**ACTION ITEM:** Count only the lines of the records that hold "this", then give the number without any other words.

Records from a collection
Start of Block
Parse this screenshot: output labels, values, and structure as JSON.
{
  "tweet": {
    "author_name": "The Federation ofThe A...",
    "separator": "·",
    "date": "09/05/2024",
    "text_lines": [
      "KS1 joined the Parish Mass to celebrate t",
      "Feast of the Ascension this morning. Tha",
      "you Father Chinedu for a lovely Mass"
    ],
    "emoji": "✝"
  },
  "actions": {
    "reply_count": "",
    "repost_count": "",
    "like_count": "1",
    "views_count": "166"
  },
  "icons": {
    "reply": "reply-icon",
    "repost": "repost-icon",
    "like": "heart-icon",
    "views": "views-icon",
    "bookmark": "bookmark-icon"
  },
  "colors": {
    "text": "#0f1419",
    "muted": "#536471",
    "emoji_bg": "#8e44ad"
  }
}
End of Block
**ANSWER TO THE PROBLEM:** 2